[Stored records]
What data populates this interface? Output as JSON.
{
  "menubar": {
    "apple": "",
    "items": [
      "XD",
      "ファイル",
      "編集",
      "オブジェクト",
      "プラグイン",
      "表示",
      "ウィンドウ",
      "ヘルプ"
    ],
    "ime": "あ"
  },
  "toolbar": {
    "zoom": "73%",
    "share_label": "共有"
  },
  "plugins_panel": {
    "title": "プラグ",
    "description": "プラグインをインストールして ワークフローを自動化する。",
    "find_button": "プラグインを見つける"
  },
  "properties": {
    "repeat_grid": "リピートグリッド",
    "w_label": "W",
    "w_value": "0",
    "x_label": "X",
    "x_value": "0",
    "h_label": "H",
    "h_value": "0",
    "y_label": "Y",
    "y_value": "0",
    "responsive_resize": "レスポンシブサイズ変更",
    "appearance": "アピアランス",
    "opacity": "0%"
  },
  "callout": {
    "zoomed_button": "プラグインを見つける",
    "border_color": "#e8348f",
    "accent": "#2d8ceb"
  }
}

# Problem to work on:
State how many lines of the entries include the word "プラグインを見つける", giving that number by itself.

# Reply to the exercise:
2